> BRIEF:
What do the entries below say? Restate them word for word.

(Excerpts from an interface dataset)
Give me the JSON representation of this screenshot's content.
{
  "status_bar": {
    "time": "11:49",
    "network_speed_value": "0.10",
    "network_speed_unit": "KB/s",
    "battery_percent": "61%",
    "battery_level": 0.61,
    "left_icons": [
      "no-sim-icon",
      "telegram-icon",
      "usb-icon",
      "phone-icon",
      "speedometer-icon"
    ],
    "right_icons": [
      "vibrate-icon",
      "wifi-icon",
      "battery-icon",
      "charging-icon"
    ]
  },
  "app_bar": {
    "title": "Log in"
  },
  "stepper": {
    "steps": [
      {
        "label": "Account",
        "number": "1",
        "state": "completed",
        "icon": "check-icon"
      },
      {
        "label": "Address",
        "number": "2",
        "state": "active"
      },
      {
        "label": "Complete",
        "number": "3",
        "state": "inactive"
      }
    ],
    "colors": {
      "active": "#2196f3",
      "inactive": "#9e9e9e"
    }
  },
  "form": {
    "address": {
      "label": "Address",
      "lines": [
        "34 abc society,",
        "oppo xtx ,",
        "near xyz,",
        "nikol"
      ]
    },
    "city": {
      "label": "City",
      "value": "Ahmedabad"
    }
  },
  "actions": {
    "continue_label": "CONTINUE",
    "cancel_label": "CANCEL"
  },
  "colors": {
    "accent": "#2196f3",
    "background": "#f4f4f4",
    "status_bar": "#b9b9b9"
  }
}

> PROBLEM SOLUTION:
Give me the JSON representation of this screenshot's content.
{
  "status_bar": {
    "time": "11:49",
    "network_speed_value": "0.10",
    "network_speed_unit": "KB/s",
    "battery_percent": "61%",
    "battery_level": 0.61,
    "left_icons": [
      "no-sim-icon",
      "telegram-icon",
      "usb-icon",
      "phone-icon",
      "speedometer-icon"
    ],
    "right_icons": [
      "vibrate-icon",
      "wifi-icon",
      "battery-icon",
      "charging-icon"
    ]
  },
  "app_bar": {
    "title": "Log in"
  },
  "stepper": {
    "steps": [
      {
        "label": "Account",
        "number": "1",
        "state": "completed",
        "icon": "check-icon"
      },
      {
        "label": "Address",
        "number": "2",
        "state": "active"
      },
      {
        "label": "Complete",
        "number": "3",
        "state": "inactive"
      }
    ],
    "colors": {
      "active": "#2196f3",
      "inactive": "#9e9e9e"
    }
  },
  "form": {
    "address": {
      "label": "Address",
      "lines": [
        "34 abc society,",
        "oppo xtx ,",
        "near xyz,",
        "nikol"
      ]
    },
    "city": {
      "label": "City",
      "value": "Ahmedabad"
    }
  },
  "actions": {
    "continue_label": "CONTINUE",
    "cancel_label": "CANCEL"
  },
  "colors": {
    "accent": "#2196f3",
    "background": "#f4f4f4",
    "status_bar": "#b9b9b9"
  }
}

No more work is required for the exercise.